Making sure a pet isn’t going to have your nipper sneezing all day is also key. ‘We encounter problems where people haven’t checked out if their child is allergic to animals. We often get pets returned because their child is having coughing fits or has come out in a rash.’
The type of pet you choose is also key. ‘If you’re thinking of getting a dog, consider the country you’re living in and also, is it the right kind of dog for your child?’ says Katrin. ‘If you’ve got a small child you don’t want a boisterous young Labrador that’s going to knock into them all the time. Similarly, if you’ve got teenagers and you want to give them more responsibilty, make sure it’s a dog they can do activities with. Get them teaching and training the dog. Choose the right breed.

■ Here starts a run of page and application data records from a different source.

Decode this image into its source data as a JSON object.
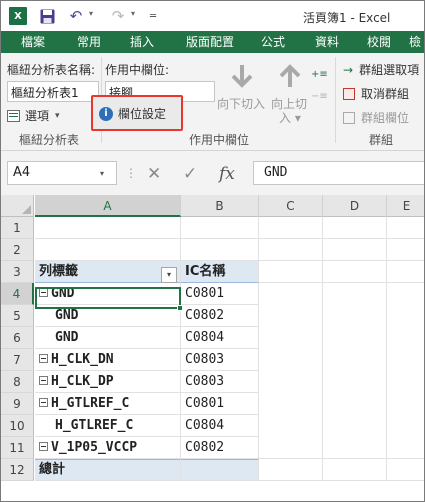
{
  "title_bar": {
    "app_logo": "X",
    "title": "活頁簿1 - Excel",
    "icons": [
      "excel-logo-icon",
      "save-icon",
      "undo-icon",
      "redo-icon",
      "customize-qat-icon"
    ],
    "undo_glyph": "↶",
    "redo_glyph": "↷",
    "dropdown_glyph": "▾",
    "more_glyph": "═"
  },
  "ribbon_tabs": [
    "檔案",
    "常用",
    "插入",
    "版面配置",
    "公式",
    "資料",
    "校閱",
    "檢"
  ],
  "ribbon": {
    "pivot_name_label": "樞紐分析表名稱:",
    "pivot_name_value": "樞紐分析表1",
    "options_label": "選項",
    "options_dropdown": "▾",
    "group_pivot": "樞紐分析表",
    "active_field_label": "作用中欄位:",
    "active_field_value": "接腳",
    "field_settings_label": "欄位設定",
    "drill_down_label": "向下切入",
    "drill_up_label": "向上切",
    "drill_up_label2": "入 ▾",
    "group_active_field": "作用中欄位",
    "group_selection_label": "群組選取項",
    "ungroup_label": "取消群組",
    "group_field_label": "群組欄位",
    "group_group": "群組"
  },
  "formula_bar": {
    "name_box": "A4",
    "name_box_dropdown": "▾",
    "cancel_glyph": "✕",
    "enter_glyph": "✓",
    "fx_glyph": "fx",
    "more_glyph": "⋮",
    "formula": "GND"
  },
  "grid": {
    "columns": [
      "A",
      "B",
      "C",
      "D",
      "E"
    ],
    "rows": [
      "1",
      "2",
      "3",
      "4",
      "5",
      "6",
      "7",
      "8",
      "9",
      "10",
      "11",
      "12"
    ],
    "header_row_label": "列標籤",
    "header_value_label": "IC名稱",
    "filter_glyph": "▾",
    "pivot_rows": [
      {
        "label": "GND",
        "value": "C0801"
      },
      {
        "label": "GND",
        "value": "C0802"
      },
      {
        "label": "GND",
        "value": "C0804"
      },
      {
        "label": "H_CLK_DN",
        "value": "C0803"
      },
      {
        "label": "H_CLK_DP",
        "value": "C0803"
      },
      {
        "label": "H_GTLREF_C",
        "value": "C0801"
      },
      {
        "label": "H_GTLREF_C",
        "value": "C0804"
      },
      {
        "label": "V_1P05_VCCP",
        "value": "C0802"
      }
    ],
    "total_label": "總計",
    "accent_color": "#217346",
    "pivot_header_color": "#dde8f3"
  }
}
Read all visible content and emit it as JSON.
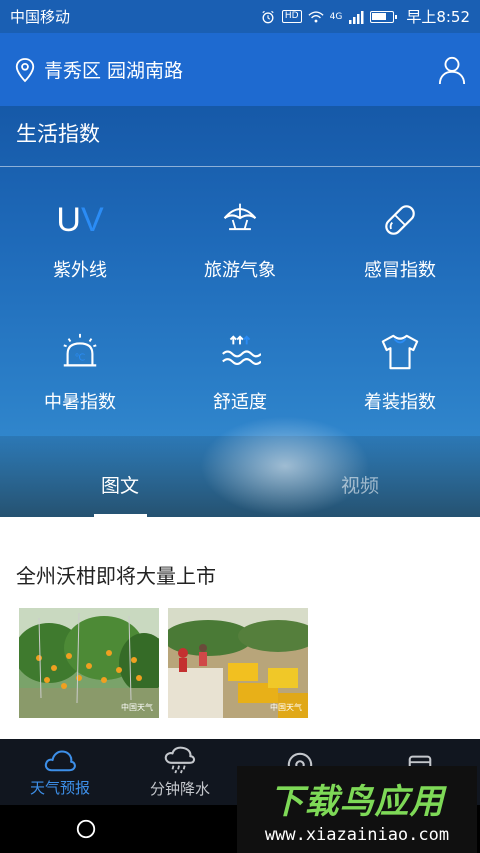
{
  "status_bar": {
    "carrier": "中国移动",
    "hd": "HD",
    "network": "4G",
    "time": "早上8:52"
  },
  "location": {
    "text": "青秀区 园湖南路",
    "pin_icon": "location-pin-icon",
    "profile_icon": "user-icon"
  },
  "life_index": {
    "title": "生活指数",
    "items": [
      {
        "label": "紫外线",
        "icon": "uv-icon",
        "icon_text_u": "U",
        "icon_text_v": "V"
      },
      {
        "label": "旅游气象",
        "icon": "beach-umbrella-icon"
      },
      {
        "label": "感冒指数",
        "icon": "pill-icon"
      },
      {
        "label": "中暑指数",
        "icon": "siren-thermometer-icon",
        "icon_text": "℃"
      },
      {
        "label": "舒适度",
        "icon": "waves-icon"
      },
      {
        "label": "着装指数",
        "icon": "tshirt-icon"
      }
    ]
  },
  "tabs": [
    {
      "label": "图文",
      "active": true
    },
    {
      "label": "视频",
      "active": false
    }
  ],
  "article": {
    "title": "全州沃柑即将大量上市",
    "thumb_watermark": "中国天气"
  },
  "bottom_nav": [
    {
      "label": "天气预报",
      "icon": "cloud-icon",
      "active": true
    },
    {
      "label": "分钟降水",
      "icon": "rain-cloud-icon",
      "active": false
    },
    {
      "label": "",
      "icon": "location-target-icon",
      "active": false
    },
    {
      "label": "",
      "icon": "box-icon",
      "active": false
    }
  ],
  "watermark": {
    "brand": "下载鸟应用",
    "url": "www.xiazainiao.com"
  },
  "colors": {
    "accent": "#3d8fe8",
    "header": "#1e6ad0",
    "uv_v": "#2b8cf5"
  }
}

Don’t get a great big German Shepherd if you’ve not got the right environment to keep it in.’
The high-rise apartments many of us call home in Abu Dhabi should also be considered. ‘If you live 20 floors up, you’ll need to train your pets so you’re not going downstairs every time they need the toilet,’ adds Katrin. You also need to make sure your contract says you can keep an animal. ‘That’s a big thing,’ she says. ‘Clear that up with the landlord before you move in as some places have a lot of restrictions about animals. And if you’re keeping a pet mainly in your apartment, make sure it’s got lots of toys to keep it active and stimulated.’
The sweltering summer heat in the UAE is also a factor. ‘Make sure you have air-conditioned shelter for your pets in the summer,’ she adds. ‘We have a lot of people who aren’t comfortable leaving pets in all the time and so they’re outdoors a lot in the summer which is really dangerous.’

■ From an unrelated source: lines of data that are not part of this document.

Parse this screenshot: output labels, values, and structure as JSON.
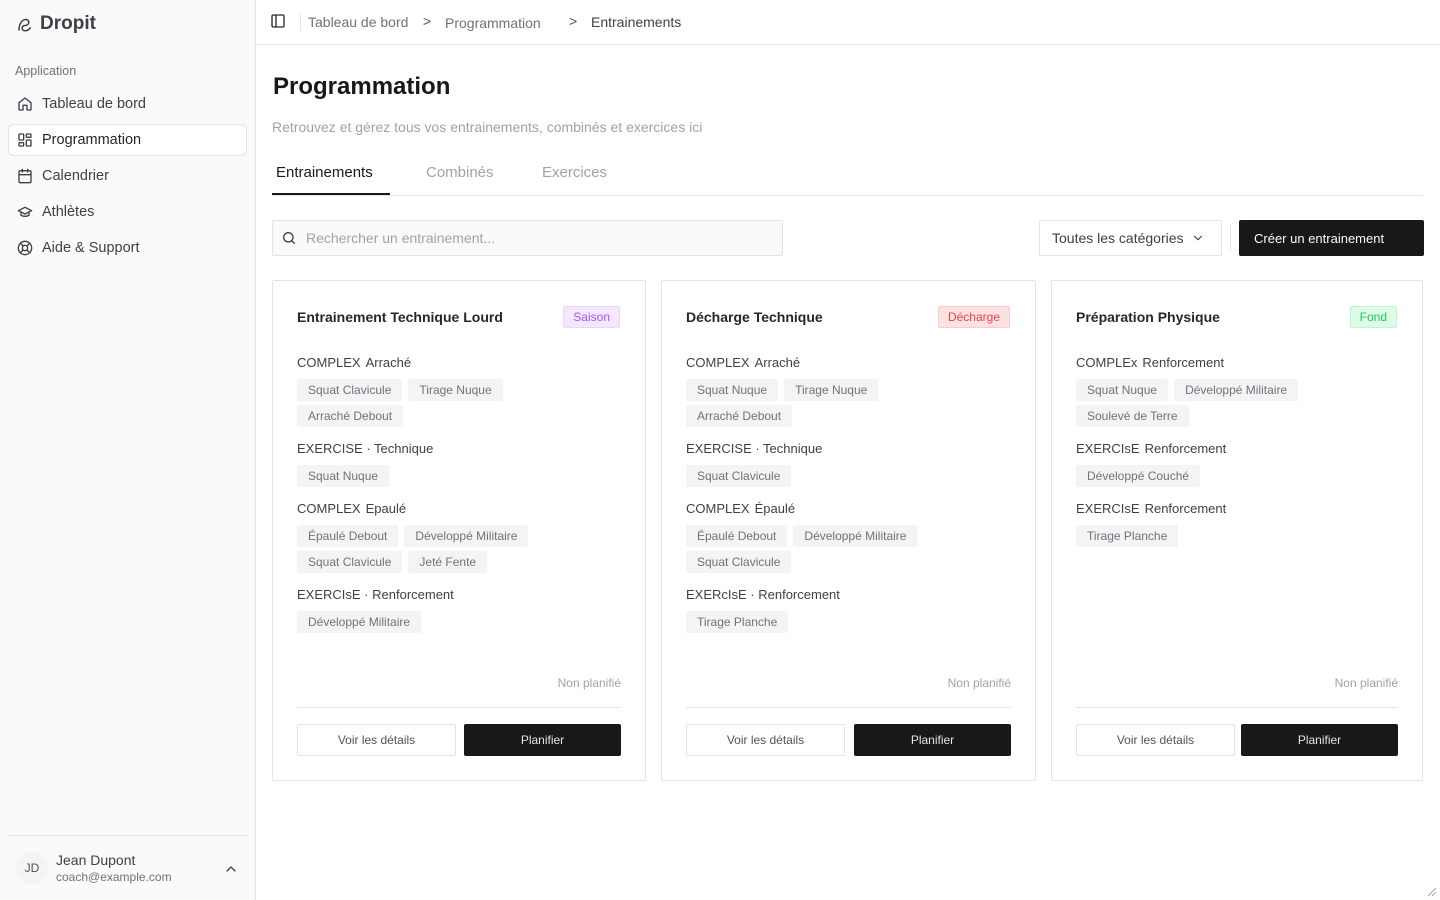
{
  "app": {
    "name": "Dropit"
  },
  "sidebar": {
    "group_label": "Application",
    "items": [
      {
        "label": "Tableau de bord",
        "icon": "home-icon"
      },
      {
        "label": "Programmation",
        "icon": "grid-icon"
      },
      {
        "label": "Calendrier",
        "icon": "calendar-icon"
      },
      {
        "label": "Athlètes",
        "icon": "graduation-cap-icon"
      },
      {
        "label": "Aide & Support",
        "icon": "life-buoy-icon"
      }
    ],
    "user": {
      "initials": "JD",
      "name": "Jean Dupont",
      "email": "coach@example.com"
    }
  },
  "breadcrumb": [
    "Tableau de bord",
    "Programmation",
    "Entrainements"
  ],
  "page": {
    "title": "Programmation",
    "subtitle": "Retrouvez et gérez tous vos entrainements, combinés et exercices ici"
  },
  "tabs": [
    "Entrainements",
    "Combinés",
    "Exercices"
  ],
  "toolbar": {
    "search_placeholder": "Rechercher un entrainement...",
    "category_select": "Toutes les catégories",
    "create_label": "Créer un entrainement"
  },
  "cards": [
    {
      "title": "Entrainement Technique Lourd",
      "badge": "Saison",
      "blocks": [
        {
          "kind": "COMPLEX",
          "name": "Arraché",
          "items": [
            "Squat Clavicule",
            "Tirage Nuque",
            "Arraché Debout"
          ]
        },
        {
          "kind": "EXERCISE · Technique",
          "name": "",
          "items": [
            "Squat Nuque"
          ]
        },
        {
          "kind": "COMPLEX",
          "name": "Epaulé",
          "items": [
            "Épaulé Debout",
            "Développé Militaire",
            "Squat Clavicule",
            "Jeté Fente"
          ]
        },
        {
          "kind": "EXERCIsE · Renforcement",
          "name": "",
          "items": [
            "Développé Militaire"
          ]
        }
      ],
      "status": "Non planifié",
      "details_label": "Voir les détails",
      "plan_label": "Planifier"
    },
    {
      "title": "Décharge Technique",
      "badge": "Décharge",
      "blocks": [
        {
          "kind": "COMPLEX",
          "name": "Arraché",
          "items": [
            "Squat Nuque",
            "Tirage Nuque",
            "Arraché Debout"
          ]
        },
        {
          "kind": "EXERCISE · Technique",
          "name": "",
          "items": [
            "Squat Clavicule"
          ]
        },
        {
          "kind": "COMPLEX",
          "name": "Épaulé",
          "items": [
            "Épaulé Debout",
            "Développé Militaire",
            "Squat Clavicule"
          ]
        },
        {
          "kind": "EXERcIsE · Renforcement",
          "name": "",
          "items": [
            "Tirage Planche"
          ]
        }
      ],
      "status": "Non planifié",
      "details_label": "Voir les détails",
      "plan_label": "Planifier"
    },
    {
      "title": "Préparation Physique",
      "badge": "Fond",
      "blocks": [
        {
          "kind": "COMPLEx",
          "name": "Renforcement",
          "items": [
            "Squat Nuque",
            "Développé Militaire",
            "Soulevé de Terre"
          ]
        },
        {
          "kind": "EXERCIsE",
          "name": "Renforcement",
          "items": [
            "Développé Couché"
          ]
        },
        {
          "kind": "EXERCIsE",
          "name": "Renforcement",
          "items": [
            "Tirage Planche"
          ]
        }
      ],
      "status": "Non planifié",
      "details_label": "Voir les détails",
      "plan_label": "Planifier"
    }
  ],
  "colors": {
    "primary": "#18181b",
    "badge_saison": "#a855f7",
    "badge_decharge": "#ef4444",
    "badge_fond": "#22c55e"
  }
}
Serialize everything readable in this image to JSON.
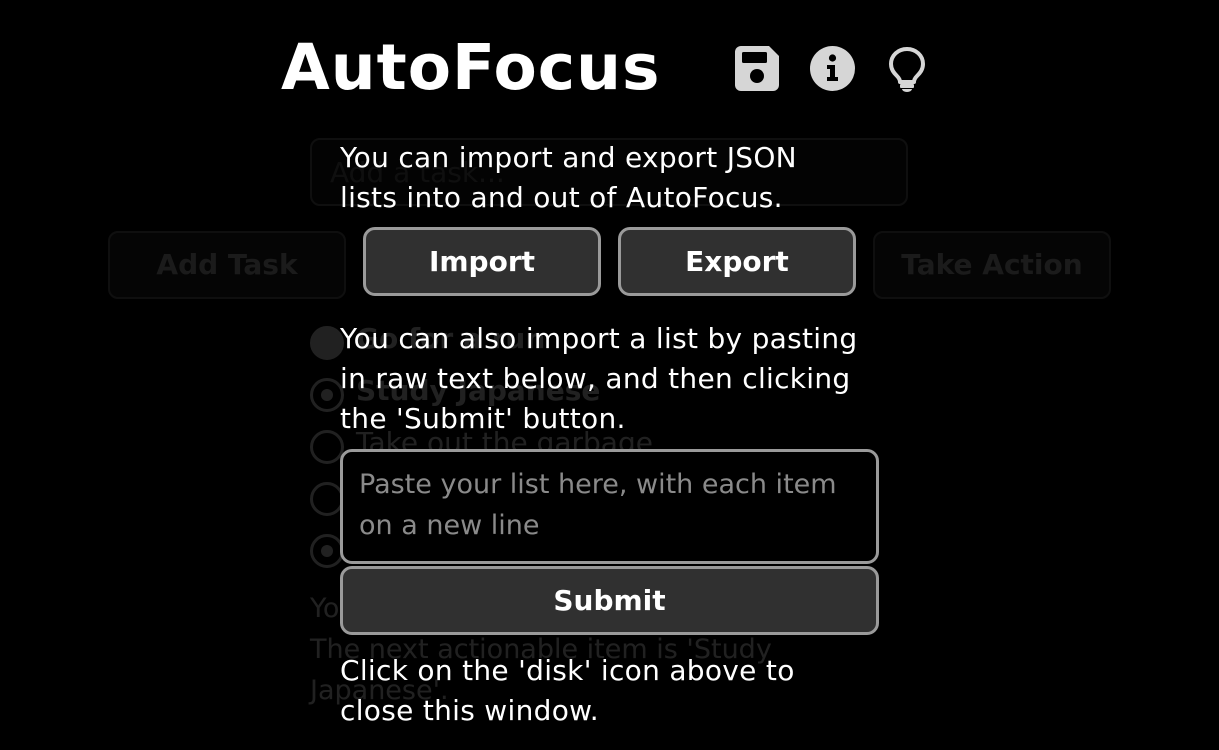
{
  "app": {
    "title": "AutoFocus"
  },
  "header_icons": [
    "disk-icon",
    "info-icon",
    "lightbulb-icon"
  ],
  "background": {
    "task_input_placeholder": "Add a task...",
    "buttons": {
      "add_task": "Add Task",
      "take_action": "Take Action"
    },
    "tasks": [
      {
        "label": "Go for a run",
        "state": "filled"
      },
      {
        "label": "Study Japanese",
        "state": "dotted"
      },
      {
        "label": "Take out the garbage",
        "state": "empty"
      },
      {
        "label": "",
        "state": "empty"
      },
      {
        "label": "",
        "state": "dotted"
      }
    ],
    "status_line_1": "Yo",
    "status_line_2": "The next actionable item is 'Study Japanese'."
  },
  "modal": {
    "intro_text": "You can import and export JSON lists into and out of AutoFocus.",
    "import_label": "Import",
    "export_label": "Export",
    "paste_text": "You can also import a list by pasting in raw text below, and then clicking the 'Submit' button.",
    "paste_placeholder": "Paste your list here, with each item on a new line",
    "submit_label": "Submit",
    "close_hint": "Click on the 'disk' icon above to close this window."
  },
  "colors": {
    "background": "#000000",
    "text": "#ffffff",
    "button_bg": "#303030",
    "button_border": "#9a9a9a",
    "icon": "#d6d6d6",
    "placeholder": "#8a8a8a"
  }
}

That summer burn also sees lots of families leave the city for months every year, which again causes problems for your cat or dog. ‘If you’re going away, you need to make sure someone can take care of your pets,’ she adds. ‘Lots of animals get abandoned in this country. And if you need to leave the country quickly, you’ll have to consider what you’ll need to do to take your pet with you. Taking a pet back home with you can be expensive and complicated. For example, some countries will want blood tests from your cat or dog before they’re allowed in. Make sure you do some research on the costs of taking animals back home with you.’
Re-homing your pet in Abu Dhabi isn’t a good option either, says Katrin. ‘There are so many animals needing re-homing here there’s no guarantee you’ll find a home for your one.’
Katrin also recommends getting a pet that needs a new home as opposed to going to a pet shop. ‘A lot of the cats and dogs imported are too young, even though there are regulations in place,’ she says. ‘We sometimes find the animals’ passports have been faked and they’re selling pets that have been weened from their parents far to early.’
Pets at foster homes and charities are better options, she says. ‘You might not get the exact breed you want but it’ll have been health checked, vaccinated, neutered and you’ll get an idea of how good natured the animal is.’
Pets also don’t come cheap. ‘People have to be really aware of the price of things like food and at the beginning there are quite a few initial costs in terms of vaccinations, neutering, de-worming, micro chipping,’ adds Katrin. ‘It gets easier after six months, when it’s mainly vaccinations and keeping up with the worming control. But the real problems arise when there are unexpected medical invoices. You could be faced with a Dhs5,000 bill. We always recommend you have a savings fund you can dip into in cases like this.’
Making sure your kids stay interested in their pet is also key to having a happy cat or dog. ‘There are so many activities you can do with a dog. You can train them or teach them to do flyball, so they can become almost a sports partner. Children need to be made aware of the responsibility of owning a pet. They can be an educational tool and pets become great mates for kids.’
Abu Dhabi Pet Show, Du Forum, 2pm-8pm, March 15. Entry is free. German Veterinary Clinic, Khalifa City A, email@example.com (02 556 2024).